Hiring a designer

Chances are that if you hiring a designer, and not buying your plan off a website, you have a goal you are trying to accomplish. Which means you need someone who understands your goals for the property and has a process on how to get there. Here are some good goals on why you would want to hire a designer:

  • I have a difficult site and I need someone to come up with a plan to maximize the benefits
  • I want to design my dream home
  • My own sketches on a piece of paper aren’t working out, or even better
  • I really like the sketches I have created for myself

These are design goals, and you should hire someone who understands design goals. A good designer will listen to your ideas for the project, discuss the possibilities for each one, combine those ideas together, while working with the constraints of the building site, to then offer solutions which best meet those goals. They will do this in a way that reflects your understanding of the home you want designed.

Designers should never make you feel silly for not understanding their craft. A large part of their craft is figuring out how to communicate what you want to see in your home. Design can be a complicated beast and it the designers job to fully explain what it is you are getting and why some things just wont work together. You don’t do this everyday remember? We almost get more nervous when a client doesn’t want to change anything and knows exactly how it will look.

Picking the right designer

Remember that time you were looking for someone to help you manage your investments? And you fired up Google and searched for “best investment advisor’s” and they ended up being a hack? And it set you back time and money and prolonged your misery? And then you talked to a few people, did some research and found someone who actually knew what they were doing?

Chances are you know someone who has used a designer at some point in the past. Or maybe you are building in a community with lots of new construction, or in an older area with a lots of revitalization? Lots of those projects will have a good designer behind them. That doesn’t mean that designer will be right for you, but if not they will probably be able to point you in the right direction.

The problem is, anybody can call themselves and designer, and we absolutely aren’t created equal!

Almost all the work Boss Design takes on, is from referrals. We have great relationships with our past clients, and love to take care of any referrals they give us.

Checking out previous work

Once you find a designer you would like to work with, check out a portfolio of their work. Ask where, and what type of person they have done this work for. What issues were the trying to solve with this particular design? Keep in mind, their portfolio is a record of issues they solved for other people with their own unique budgets.

Portfolio’s are great, and you might find something that really appeals to you, but focus mainly on the quality of the design and the attention to detail. We use our portfolio of previous jobs to reinforce design concepts for many things such as roof designs, window configurations and different architectural styles. Visual examples are the best way to explain a complicated design idea.

Don’t sign a contract based on previous work

When you meet with designers, you are going to get two types of people. Designers who will talk about themselves and all the great things they have done, and those who will listen to you, your ideas and what you are looking for in a home. Achievements are a good barometer, but choose the latter. Look for designers who ask questions about your goals, your lifestyle and your needs and who are generally interested in your vision, rather then designing another architectural masterpiece for their portfolio.

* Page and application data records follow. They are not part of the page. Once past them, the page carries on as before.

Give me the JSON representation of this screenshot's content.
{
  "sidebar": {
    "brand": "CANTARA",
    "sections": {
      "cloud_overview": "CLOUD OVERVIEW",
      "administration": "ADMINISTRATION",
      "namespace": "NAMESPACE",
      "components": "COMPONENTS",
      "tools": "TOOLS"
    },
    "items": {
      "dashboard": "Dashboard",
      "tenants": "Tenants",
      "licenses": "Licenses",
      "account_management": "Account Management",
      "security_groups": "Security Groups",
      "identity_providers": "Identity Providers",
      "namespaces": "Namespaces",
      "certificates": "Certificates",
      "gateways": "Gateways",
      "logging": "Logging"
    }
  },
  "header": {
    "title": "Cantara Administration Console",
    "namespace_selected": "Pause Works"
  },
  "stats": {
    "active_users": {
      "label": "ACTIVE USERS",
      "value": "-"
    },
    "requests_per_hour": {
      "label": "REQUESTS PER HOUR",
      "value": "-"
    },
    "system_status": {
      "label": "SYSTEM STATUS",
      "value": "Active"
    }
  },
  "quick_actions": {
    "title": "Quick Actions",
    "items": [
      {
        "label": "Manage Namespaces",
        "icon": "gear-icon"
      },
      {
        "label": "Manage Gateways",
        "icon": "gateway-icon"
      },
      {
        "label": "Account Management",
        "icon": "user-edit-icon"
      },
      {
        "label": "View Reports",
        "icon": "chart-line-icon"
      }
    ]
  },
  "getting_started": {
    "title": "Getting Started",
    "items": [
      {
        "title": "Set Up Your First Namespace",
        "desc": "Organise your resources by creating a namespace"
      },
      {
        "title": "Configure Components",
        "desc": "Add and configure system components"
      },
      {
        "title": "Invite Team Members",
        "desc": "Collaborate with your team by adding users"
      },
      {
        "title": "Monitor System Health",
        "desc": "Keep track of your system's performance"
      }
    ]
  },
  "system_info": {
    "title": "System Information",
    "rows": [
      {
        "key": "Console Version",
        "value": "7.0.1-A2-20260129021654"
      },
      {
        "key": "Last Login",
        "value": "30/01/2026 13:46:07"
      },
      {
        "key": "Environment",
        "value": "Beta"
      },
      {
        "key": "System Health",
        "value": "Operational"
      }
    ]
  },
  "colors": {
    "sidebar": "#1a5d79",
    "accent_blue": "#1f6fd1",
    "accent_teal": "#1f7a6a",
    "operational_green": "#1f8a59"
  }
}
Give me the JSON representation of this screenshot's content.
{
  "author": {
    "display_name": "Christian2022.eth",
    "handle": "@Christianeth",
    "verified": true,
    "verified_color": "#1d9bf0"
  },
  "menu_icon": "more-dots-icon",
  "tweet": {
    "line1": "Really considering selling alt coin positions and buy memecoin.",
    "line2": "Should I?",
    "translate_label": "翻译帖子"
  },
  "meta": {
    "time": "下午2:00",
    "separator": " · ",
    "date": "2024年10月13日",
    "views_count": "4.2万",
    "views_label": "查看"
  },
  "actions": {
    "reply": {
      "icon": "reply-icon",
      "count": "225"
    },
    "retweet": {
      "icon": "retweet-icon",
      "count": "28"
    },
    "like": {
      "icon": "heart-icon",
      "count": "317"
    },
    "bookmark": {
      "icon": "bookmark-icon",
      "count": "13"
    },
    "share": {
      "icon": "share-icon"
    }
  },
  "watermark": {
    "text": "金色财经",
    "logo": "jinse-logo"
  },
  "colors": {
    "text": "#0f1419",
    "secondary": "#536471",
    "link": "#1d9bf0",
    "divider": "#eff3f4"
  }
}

Tell us your budget

At the end of the day, you are paying money to get a home designed. You get what you pay for. Consider the example of a tailor. You can get a $300 suit or a $3000 suit and many points in between. If you have $600 to spend, sure you will get a quality suit, but they will probably start with less expensive fabrics, not include as many options and likely skip the vest. The budget is one of the most important factors when designing a home, and knowing what it is up front will influence us when suggesting possible solutions.